If a line in the records below holds the word "statements", copy it.

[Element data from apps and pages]
Start of Block

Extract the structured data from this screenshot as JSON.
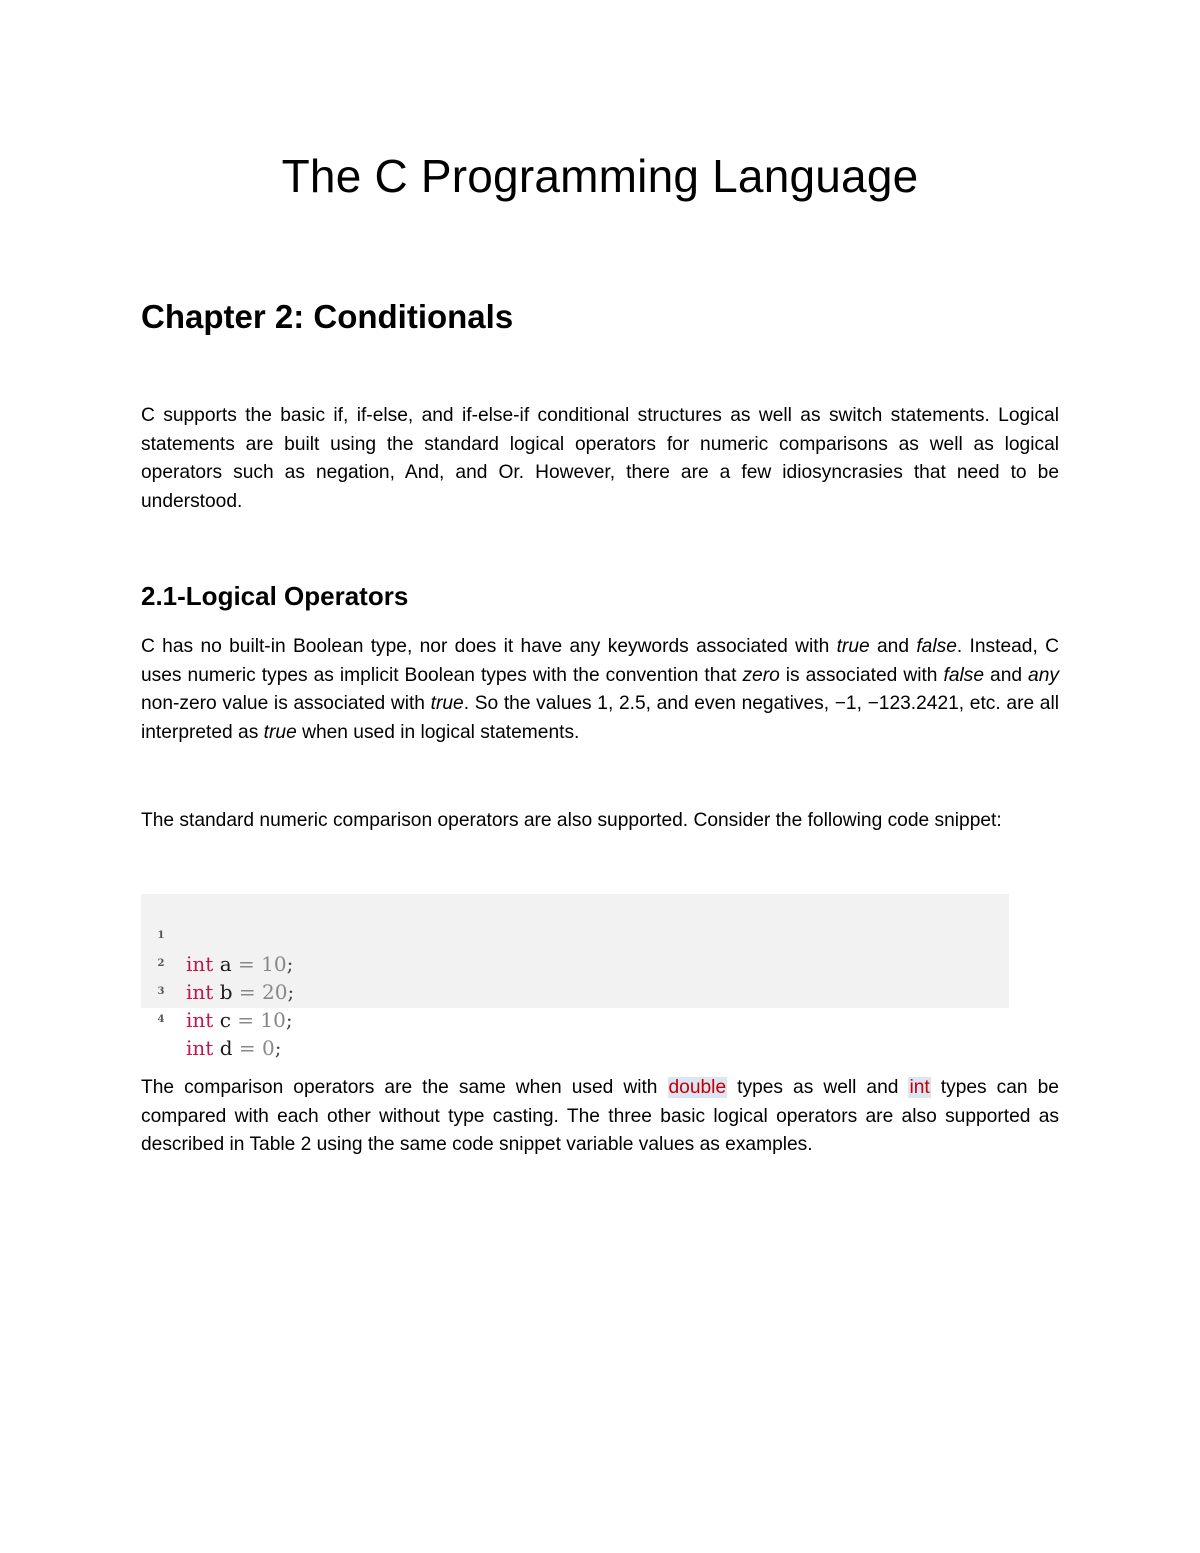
{
  "document": {
    "title": "The C Programming Language",
    "chapter_heading": "Chapter 2: Conditionals",
    "intro_paragraph": "C supports the basic if, if-else, and if-else-if conditional structures as well as switch statements. Logical statements are built using the standard logical operators for numeric comparisons as well as logical operators such as negation, And, and Or. However, there are a few idiosyncrasies that need to be understood.",
    "section_heading": "2.1-Logical Operators",
    "bool_paragraph": {
      "parts": [
        {
          "text": "C has no built-in Boolean type, nor does it have any keywords associated with ",
          "italic": false
        },
        {
          "text": "true",
          "italic": true
        },
        {
          "text": " and ",
          "italic": false
        },
        {
          "text": "false",
          "italic": true
        },
        {
          "text": ". Instead, C uses numeric types as implicit Boolean types with the convention that ",
          "italic": false
        },
        {
          "text": "zero",
          "italic": true
        },
        {
          "text": " is associated with ",
          "italic": false
        },
        {
          "text": "false",
          "italic": true
        },
        {
          "text": " and ",
          "italic": false
        },
        {
          "text": "any",
          "italic": true
        },
        {
          "text": " non-zero value is associated with ",
          "italic": false
        },
        {
          "text": "true",
          "italic": true
        },
        {
          "text": ". So the values 1, 2.5, and even negatives, −1, −123.2421, etc. are all interpreted as ",
          "italic": false
        },
        {
          "text": "true",
          "italic": true
        },
        {
          "text": " when used in logical statements.",
          "italic": false
        }
      ]
    },
    "compare_paragraph": "The standard numeric comparison operators are also supported. Consider the following code snippet:",
    "code_snippet": {
      "lines": [
        {
          "number": "1",
          "keyword": "int",
          "variable": "a",
          "operator": "=",
          "value": "10",
          "terminator": ";"
        },
        {
          "number": "2",
          "keyword": "int",
          "variable": "b",
          "operator": "=",
          "value": "20",
          "terminator": ";"
        },
        {
          "number": "3",
          "keyword": "int",
          "variable": "c",
          "operator": "=",
          "value": "10",
          "terminator": ";"
        },
        {
          "number": "4",
          "keyword": "int",
          "variable": "d",
          "operator": "=",
          "value": "0",
          "terminator": ";"
        }
      ]
    },
    "types_paragraph": {
      "before_double": "The comparison operators are the same when used with ",
      "double_keyword": "double",
      "between": " types as well and ",
      "int_keyword": "int",
      "after_int": " types can be compared with each other without type casting. The three basic logical operators are also supported as described in Table 2 using the same code snippet variable values as examples."
    },
    "colors": {
      "keyword_red": "#c0184a",
      "inline_code_red": "#c00000",
      "inline_code_highlight": "#dde4f2",
      "code_background": "#f2f2f2"
    }
  }
}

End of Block

Response area |
    "intro_paragraph": "C supports the basic if, if-else, and if-else-if conditional structures as well as switch statements. Logical statements are built using the standard logical operators for numeric comparisons as well as logical operators such as negation, And, and Or. However, there are a few idiosyncrasies that need to be understood.",
          "text": " when used in logical statements.",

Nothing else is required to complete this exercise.